Tropical Spices      120

Tea      125

6. Long-distance Traders      128

Phoenicians      128

Greeks      130

Sogdians      132

Trans-Saharan Caravan Traders      135

Vikings      138

Nestorian Christians      142

Radhanites and Other Jewish Traders      145

Marco Polo and the Venetians      147

Gujaratis      149

Ryukyuans      151

Aztec Traders      153

7. Merchant Communities      157

The Middle East      157

South Asia      160

Melaka      162

Guangzhou      165

Western Europe      167

8. Cities      169

Mesopotamian Cities      170

Mediterranean Cities      172

South Asian Cities      188

East Asian Cities      190

Southeast Asian Cities      193

New World Cities: Teotihuacán      204

9. Soldiers      206

Mercenaries in the Ancient Mediterranean      206

The Roman Empire’s Army      213

Medieval Mercenaries in Europe      216

Chinese Imperial Armies      222

The Aztec Military      224

10. Monks and Scholars      226

Transnational Buddhists      227

Hellenic Scholars      235

Transnational Christians      239

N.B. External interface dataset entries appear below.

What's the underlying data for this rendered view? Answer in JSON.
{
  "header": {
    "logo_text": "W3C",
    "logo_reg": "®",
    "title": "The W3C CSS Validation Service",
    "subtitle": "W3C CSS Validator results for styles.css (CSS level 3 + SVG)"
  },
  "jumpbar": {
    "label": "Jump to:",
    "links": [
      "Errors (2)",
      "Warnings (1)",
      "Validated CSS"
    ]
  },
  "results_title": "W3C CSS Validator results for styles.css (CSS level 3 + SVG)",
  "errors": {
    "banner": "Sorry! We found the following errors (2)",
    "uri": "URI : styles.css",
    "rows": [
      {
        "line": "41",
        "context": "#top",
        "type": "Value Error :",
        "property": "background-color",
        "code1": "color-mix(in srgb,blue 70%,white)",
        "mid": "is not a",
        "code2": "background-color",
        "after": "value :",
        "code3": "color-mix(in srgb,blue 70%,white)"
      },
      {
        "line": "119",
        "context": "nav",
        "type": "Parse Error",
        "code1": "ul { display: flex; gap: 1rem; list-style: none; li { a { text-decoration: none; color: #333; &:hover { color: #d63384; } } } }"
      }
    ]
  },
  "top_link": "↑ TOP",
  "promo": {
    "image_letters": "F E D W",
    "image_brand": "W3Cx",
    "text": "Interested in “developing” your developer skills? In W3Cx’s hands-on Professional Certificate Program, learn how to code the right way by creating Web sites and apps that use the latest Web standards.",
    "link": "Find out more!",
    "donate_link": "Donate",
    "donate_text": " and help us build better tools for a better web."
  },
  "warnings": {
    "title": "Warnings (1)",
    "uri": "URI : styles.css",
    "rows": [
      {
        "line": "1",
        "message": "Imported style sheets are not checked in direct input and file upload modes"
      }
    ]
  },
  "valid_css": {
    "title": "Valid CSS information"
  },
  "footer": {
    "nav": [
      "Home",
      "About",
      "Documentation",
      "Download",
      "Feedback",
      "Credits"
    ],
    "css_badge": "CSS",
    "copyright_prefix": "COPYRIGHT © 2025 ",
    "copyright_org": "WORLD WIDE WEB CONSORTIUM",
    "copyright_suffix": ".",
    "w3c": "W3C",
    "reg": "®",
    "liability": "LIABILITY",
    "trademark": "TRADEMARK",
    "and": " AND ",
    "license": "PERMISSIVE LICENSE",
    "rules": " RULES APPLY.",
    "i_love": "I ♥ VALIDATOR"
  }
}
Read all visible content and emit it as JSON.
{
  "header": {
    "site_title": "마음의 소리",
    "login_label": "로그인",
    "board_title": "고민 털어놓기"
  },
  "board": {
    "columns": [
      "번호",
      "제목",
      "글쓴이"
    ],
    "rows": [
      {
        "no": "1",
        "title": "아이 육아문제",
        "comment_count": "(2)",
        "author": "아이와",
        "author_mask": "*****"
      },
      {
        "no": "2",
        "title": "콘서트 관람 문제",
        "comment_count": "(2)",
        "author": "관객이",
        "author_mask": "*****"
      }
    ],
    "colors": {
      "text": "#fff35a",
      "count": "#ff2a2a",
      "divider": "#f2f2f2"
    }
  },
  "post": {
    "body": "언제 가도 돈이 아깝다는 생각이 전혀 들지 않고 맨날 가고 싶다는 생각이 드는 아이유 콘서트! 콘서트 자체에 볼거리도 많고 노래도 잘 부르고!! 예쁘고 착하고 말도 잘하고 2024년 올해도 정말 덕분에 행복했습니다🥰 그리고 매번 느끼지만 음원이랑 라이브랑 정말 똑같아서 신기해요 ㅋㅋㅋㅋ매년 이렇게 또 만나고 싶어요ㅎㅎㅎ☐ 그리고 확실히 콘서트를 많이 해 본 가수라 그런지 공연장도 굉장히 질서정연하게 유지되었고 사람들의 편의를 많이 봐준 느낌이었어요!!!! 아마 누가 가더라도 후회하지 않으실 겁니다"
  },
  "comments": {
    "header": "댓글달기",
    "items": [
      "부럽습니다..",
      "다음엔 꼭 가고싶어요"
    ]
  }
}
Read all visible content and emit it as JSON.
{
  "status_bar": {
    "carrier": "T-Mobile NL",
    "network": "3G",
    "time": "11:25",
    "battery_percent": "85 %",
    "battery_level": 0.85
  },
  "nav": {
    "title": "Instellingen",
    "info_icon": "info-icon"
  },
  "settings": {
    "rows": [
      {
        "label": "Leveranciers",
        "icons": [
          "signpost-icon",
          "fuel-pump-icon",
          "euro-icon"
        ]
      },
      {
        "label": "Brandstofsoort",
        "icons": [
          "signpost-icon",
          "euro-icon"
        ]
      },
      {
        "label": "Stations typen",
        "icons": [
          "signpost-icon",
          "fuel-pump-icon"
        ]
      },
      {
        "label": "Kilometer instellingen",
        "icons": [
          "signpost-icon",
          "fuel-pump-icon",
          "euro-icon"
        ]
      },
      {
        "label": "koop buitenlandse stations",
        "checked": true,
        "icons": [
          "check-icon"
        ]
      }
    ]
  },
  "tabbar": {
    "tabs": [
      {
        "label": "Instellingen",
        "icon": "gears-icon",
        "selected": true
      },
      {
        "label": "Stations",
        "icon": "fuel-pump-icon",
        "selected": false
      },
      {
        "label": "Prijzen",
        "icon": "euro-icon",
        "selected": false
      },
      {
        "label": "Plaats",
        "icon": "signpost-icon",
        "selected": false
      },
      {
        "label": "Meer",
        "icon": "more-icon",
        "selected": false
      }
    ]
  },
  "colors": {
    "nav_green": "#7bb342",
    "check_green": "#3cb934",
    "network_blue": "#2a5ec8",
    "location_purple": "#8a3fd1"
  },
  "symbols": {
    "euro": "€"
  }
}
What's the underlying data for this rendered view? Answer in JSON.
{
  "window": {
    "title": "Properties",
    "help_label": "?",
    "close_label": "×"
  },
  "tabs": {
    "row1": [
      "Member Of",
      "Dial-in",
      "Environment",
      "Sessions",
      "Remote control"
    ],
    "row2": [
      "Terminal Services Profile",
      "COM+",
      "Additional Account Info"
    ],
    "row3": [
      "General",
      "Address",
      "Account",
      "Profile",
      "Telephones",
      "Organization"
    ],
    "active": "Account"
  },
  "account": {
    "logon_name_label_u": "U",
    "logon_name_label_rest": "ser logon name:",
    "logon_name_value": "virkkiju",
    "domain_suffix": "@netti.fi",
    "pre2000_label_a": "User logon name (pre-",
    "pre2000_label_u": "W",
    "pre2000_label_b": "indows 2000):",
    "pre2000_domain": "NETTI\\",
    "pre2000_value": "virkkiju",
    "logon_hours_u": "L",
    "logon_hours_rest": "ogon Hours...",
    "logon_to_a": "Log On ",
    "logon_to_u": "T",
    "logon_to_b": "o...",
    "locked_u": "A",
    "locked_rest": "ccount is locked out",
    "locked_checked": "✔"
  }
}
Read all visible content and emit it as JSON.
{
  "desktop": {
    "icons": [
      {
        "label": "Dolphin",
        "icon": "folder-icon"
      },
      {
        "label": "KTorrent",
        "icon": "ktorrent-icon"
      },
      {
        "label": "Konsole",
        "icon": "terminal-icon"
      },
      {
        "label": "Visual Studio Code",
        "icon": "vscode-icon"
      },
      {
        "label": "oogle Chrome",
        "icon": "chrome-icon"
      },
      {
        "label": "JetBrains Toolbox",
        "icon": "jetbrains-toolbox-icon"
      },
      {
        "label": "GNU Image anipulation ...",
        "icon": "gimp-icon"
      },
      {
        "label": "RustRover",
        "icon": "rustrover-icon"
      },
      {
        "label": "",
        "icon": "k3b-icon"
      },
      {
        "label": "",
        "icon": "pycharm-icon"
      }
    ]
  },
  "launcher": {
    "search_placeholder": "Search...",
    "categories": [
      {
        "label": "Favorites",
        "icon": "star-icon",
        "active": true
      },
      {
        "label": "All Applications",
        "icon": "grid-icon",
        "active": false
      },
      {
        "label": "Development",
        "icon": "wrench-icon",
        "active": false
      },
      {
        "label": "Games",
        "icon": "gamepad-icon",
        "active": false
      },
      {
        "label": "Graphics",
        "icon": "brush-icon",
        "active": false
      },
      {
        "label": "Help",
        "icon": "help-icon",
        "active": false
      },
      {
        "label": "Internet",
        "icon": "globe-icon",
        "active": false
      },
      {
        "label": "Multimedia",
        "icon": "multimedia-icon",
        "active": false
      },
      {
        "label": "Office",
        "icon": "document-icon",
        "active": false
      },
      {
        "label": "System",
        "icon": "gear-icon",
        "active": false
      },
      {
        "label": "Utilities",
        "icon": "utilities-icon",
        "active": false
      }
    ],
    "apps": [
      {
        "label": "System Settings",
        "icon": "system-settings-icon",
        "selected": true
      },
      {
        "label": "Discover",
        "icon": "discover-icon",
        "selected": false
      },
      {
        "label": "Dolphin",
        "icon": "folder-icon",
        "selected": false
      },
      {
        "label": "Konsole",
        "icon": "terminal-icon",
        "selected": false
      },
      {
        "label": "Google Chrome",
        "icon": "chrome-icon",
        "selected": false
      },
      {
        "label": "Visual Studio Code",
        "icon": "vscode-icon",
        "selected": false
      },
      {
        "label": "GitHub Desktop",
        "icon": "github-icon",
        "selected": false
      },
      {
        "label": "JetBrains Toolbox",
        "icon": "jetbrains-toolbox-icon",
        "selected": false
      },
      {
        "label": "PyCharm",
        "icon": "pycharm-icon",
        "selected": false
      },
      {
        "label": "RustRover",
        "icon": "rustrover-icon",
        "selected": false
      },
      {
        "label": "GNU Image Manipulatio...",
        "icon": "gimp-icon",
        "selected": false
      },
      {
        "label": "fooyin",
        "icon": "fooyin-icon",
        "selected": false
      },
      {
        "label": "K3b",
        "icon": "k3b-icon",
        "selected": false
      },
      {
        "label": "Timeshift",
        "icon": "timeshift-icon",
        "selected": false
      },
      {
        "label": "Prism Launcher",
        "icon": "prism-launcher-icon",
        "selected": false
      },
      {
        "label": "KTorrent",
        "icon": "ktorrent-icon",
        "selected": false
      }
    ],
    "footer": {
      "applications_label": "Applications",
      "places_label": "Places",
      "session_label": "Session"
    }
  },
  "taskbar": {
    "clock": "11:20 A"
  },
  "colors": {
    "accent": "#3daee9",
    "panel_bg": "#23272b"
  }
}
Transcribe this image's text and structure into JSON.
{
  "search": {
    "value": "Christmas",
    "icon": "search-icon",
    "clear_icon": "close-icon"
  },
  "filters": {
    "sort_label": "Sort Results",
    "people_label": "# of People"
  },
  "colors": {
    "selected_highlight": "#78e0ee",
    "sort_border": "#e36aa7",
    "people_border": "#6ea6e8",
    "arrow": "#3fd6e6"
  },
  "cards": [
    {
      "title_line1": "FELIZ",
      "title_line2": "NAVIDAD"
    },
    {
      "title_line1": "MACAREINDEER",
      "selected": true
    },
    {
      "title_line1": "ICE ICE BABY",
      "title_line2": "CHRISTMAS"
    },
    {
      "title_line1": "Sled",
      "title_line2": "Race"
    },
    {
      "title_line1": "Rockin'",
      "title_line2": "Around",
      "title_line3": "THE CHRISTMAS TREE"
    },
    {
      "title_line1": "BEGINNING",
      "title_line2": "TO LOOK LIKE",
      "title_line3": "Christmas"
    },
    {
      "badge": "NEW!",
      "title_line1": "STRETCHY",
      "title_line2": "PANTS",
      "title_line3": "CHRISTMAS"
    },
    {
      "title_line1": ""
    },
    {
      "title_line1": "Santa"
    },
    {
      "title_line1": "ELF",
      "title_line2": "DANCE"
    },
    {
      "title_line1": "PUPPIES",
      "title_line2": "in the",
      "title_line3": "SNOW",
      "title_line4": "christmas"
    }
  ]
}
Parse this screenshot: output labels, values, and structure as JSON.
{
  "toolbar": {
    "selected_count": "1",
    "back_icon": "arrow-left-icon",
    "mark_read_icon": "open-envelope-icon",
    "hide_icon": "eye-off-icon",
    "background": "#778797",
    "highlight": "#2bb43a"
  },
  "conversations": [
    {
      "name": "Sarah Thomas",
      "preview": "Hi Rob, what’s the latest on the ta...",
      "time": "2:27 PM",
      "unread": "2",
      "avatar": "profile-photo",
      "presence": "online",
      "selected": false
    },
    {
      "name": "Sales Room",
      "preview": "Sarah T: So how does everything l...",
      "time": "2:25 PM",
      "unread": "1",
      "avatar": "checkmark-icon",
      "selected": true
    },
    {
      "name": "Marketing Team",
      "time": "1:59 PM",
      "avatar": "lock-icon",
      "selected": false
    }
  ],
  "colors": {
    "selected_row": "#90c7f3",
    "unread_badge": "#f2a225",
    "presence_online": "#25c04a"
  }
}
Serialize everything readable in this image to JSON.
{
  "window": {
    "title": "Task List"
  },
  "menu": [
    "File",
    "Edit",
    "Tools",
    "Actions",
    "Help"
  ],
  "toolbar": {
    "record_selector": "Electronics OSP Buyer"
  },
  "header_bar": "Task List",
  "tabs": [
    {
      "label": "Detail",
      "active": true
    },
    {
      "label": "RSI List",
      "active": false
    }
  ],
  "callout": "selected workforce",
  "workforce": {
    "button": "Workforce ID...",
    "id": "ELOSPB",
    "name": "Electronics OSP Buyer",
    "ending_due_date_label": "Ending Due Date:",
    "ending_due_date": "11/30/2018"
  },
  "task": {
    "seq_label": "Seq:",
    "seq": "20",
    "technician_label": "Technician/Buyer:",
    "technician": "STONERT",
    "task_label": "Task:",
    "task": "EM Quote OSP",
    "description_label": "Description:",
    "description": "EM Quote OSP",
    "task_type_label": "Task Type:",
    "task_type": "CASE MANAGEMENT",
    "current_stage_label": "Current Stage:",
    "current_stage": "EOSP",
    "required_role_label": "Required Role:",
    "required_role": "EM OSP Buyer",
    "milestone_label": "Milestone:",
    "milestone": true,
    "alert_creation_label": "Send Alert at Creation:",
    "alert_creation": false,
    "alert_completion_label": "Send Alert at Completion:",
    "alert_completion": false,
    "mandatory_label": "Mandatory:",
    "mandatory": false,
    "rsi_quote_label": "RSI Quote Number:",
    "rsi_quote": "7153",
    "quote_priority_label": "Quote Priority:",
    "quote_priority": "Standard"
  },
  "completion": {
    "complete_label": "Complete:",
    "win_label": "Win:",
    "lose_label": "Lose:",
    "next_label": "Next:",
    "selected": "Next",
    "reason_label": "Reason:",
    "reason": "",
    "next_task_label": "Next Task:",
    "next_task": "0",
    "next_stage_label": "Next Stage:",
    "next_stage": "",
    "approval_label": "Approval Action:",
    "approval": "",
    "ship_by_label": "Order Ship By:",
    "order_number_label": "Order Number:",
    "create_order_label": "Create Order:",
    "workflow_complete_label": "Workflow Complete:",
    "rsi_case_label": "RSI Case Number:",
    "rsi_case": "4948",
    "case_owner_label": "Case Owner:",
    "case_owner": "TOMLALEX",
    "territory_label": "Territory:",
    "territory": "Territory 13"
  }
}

Transnational Muslims      247

Notes      251

Bibliography      273

Index      289